Following the monitor evaluation, the technical staff were all agreed: “As audio professionals, we liked the ADAMs best from a technical standpoint,” explains Mazagg, “because you listen for twenty seconds and straight away, you know what’s going on. The sound I hear from the ADAM speakers tells me everything I need to know about the music. The X-ART tweeter and mid-range drivers give me exactly what I need to hear. The D’Appolito arrangement of the drivers also allows the S6Xs to fill our control room with sound — and let’s not forget, the large room is 114 square meters, so that’s quite an achievement.”
However, it wasn’t purely technical concerns that swayed the team. “While the ADAMs are technically very accurate, I must say that I like just listening on them too,” continues Mazagg. “The large-bodied S6Xs reproduce the finer acoustics of an entire orchestra, its overall sound, very beautifully. And they seem to work well for all types of listener. We often have people listening in here that aren’t trained musicians, acousticians or sound engineers, and they often comment on how realistic the sound is in the control room: “as if there were no glass between here and the recording space” is how they’ll put it. And of course that’s exactly what you want from a monitoring system.”
The finished Synchron Stage has a 5.1 S6X system in Control Room A with four Sub15s, while the smaller Control Room B has a main left-right pair of S5Xs and S3X-Hs for the surrounds, with two Sub15s. The edit suites and the Composer Lounge are all fitted with pairs of S2Xs, the Preproduction is equipped with three S3X_Hs, two S2Xs and two Sub15. “That’s to ensure that the material we’re working on sounds basically the same, whether we’re listening in the control room or working in the edit suites,” explains Mazagg. “So in fact, nearly the entire ADAM SX range is represented here!” he smiles.

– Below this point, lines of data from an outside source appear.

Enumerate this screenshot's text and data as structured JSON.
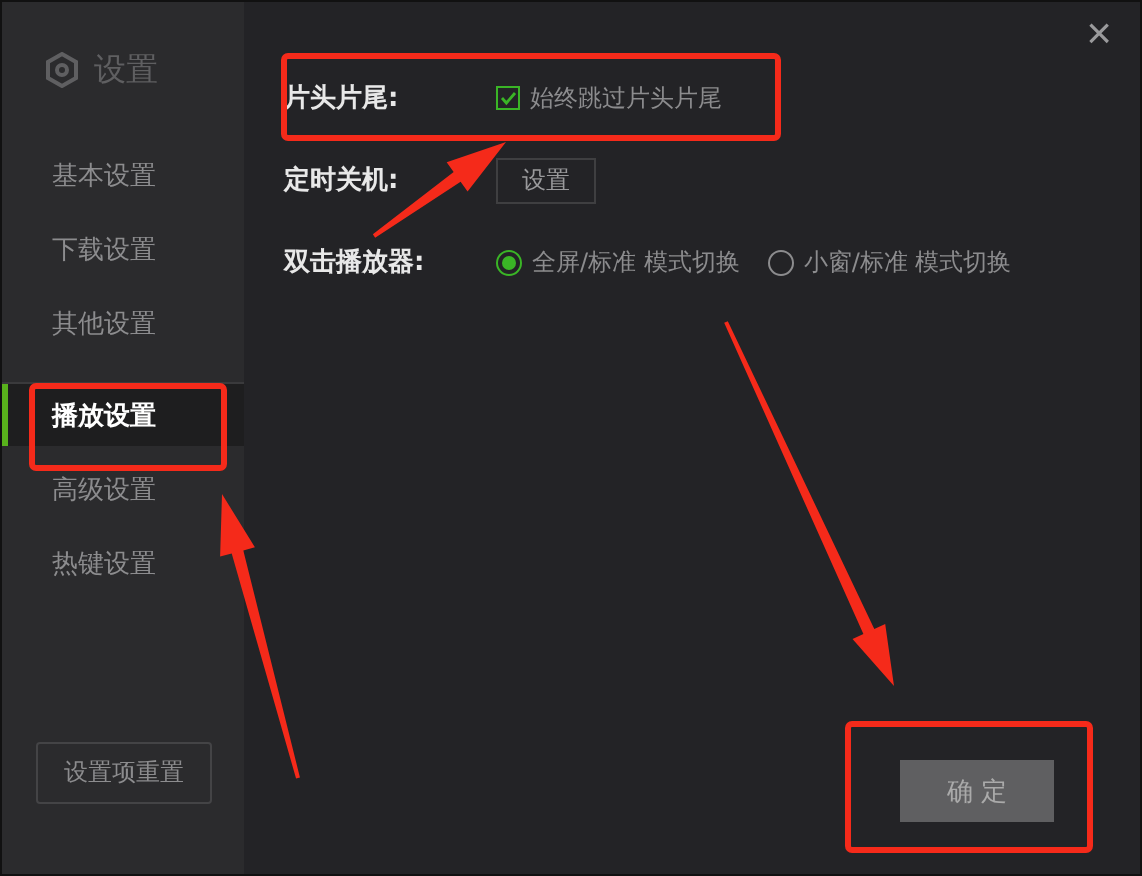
{
  "sidebar": {
    "title": "设置",
    "items": [
      {
        "label": "基本设置",
        "selected": false
      },
      {
        "label": "下载设置",
        "selected": false
      },
      {
        "label": "其他设置",
        "selected": false
      },
      {
        "label": "播放设置",
        "selected": true
      },
      {
        "label": "高级设置",
        "selected": false
      },
      {
        "label": "热键设置",
        "selected": false
      }
    ],
    "reset_button": "设置项重置"
  },
  "close": "×",
  "settings": [
    {
      "kind": "checkbox",
      "label": "片头片尾:",
      "option": {
        "label": "始终跳过片头片尾",
        "checked": true
      }
    },
    {
      "kind": "button",
      "label": "定时关机:",
      "button": "设置"
    },
    {
      "kind": "radio",
      "label": "双击播放器:",
      "options": [
        {
          "label": "全屏/标准 模式切换",
          "selected": true
        },
        {
          "label": "小窗/标准 模式切换",
          "selected": false
        }
      ]
    }
  ],
  "confirm_button": "确 定"
}
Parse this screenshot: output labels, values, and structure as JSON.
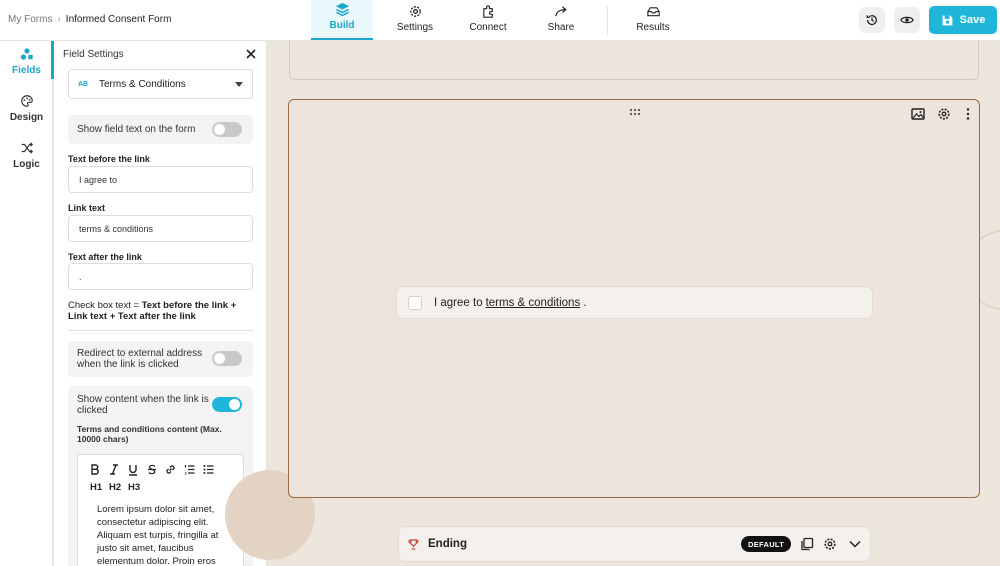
{
  "breadcrumb": {
    "root": "My Forms",
    "separator": "›",
    "current": "Informed Consent Form"
  },
  "nav": {
    "build": "Build",
    "settings": "Settings",
    "connect": "Connect",
    "share": "Share",
    "results": "Results"
  },
  "toolbar": {
    "save_label": "Save"
  },
  "rail": {
    "fields": "Fields",
    "design": "Design",
    "logic": "Logic"
  },
  "panel": {
    "title": "Field Settings",
    "field_type": "Terms & Conditions",
    "field_type_icon_text": "AB",
    "show_field_text_label": "Show field text on the form",
    "text_before_label": "Text before the link",
    "text_before_value": "I agree to",
    "link_text_label": "Link text",
    "link_text_value": "terms & conditions",
    "text_after_label": "Text after the link",
    "text_after_value": ".",
    "note_prefix": "Check box text = ",
    "note_formula": "Text before the link + Link text + Text after the link",
    "redirect_label": "Redirect to external address when the link is clicked",
    "show_content_label": "Show content when the link is clicked",
    "content_label": "Terms and conditions content (Max. 10000 chars)",
    "editor_h1": "H1",
    "editor_h2": "H2",
    "editor_h3": "H3",
    "editor_text": "Lorem ipsum dolor sit amet, consectetur adipiscing elit. Aliquam est turpis, fringilla at justo sit amet, faucibus elementum dolor. Proin eros"
  },
  "canvas": {
    "check_before": "I agree to",
    "check_link": "terms & conditions",
    "check_after": ".",
    "ending_label": "Ending",
    "ending_badge": "DEFAULT"
  },
  "colors": {
    "accent": "#20b6d9",
    "card_border": "#9a6a43",
    "canvas_bg": "#ede6dd"
  }
}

Since opening in January 2016, the Synchron Stage’s clients have included Hans Zimmer and James Newton Howard. For more information, and to see a video of the amazing new facility, see www.synchronstage.com.
Furthermore, there is a video of the amazing new facility:
Recently, Bernd Mazagg also added the ADAM STUDIO PRO SP-5 headphones to his monitoring setup:
Find more about VSL and ADAM Audio in an Article by “Professional Audio” magazine (German) here.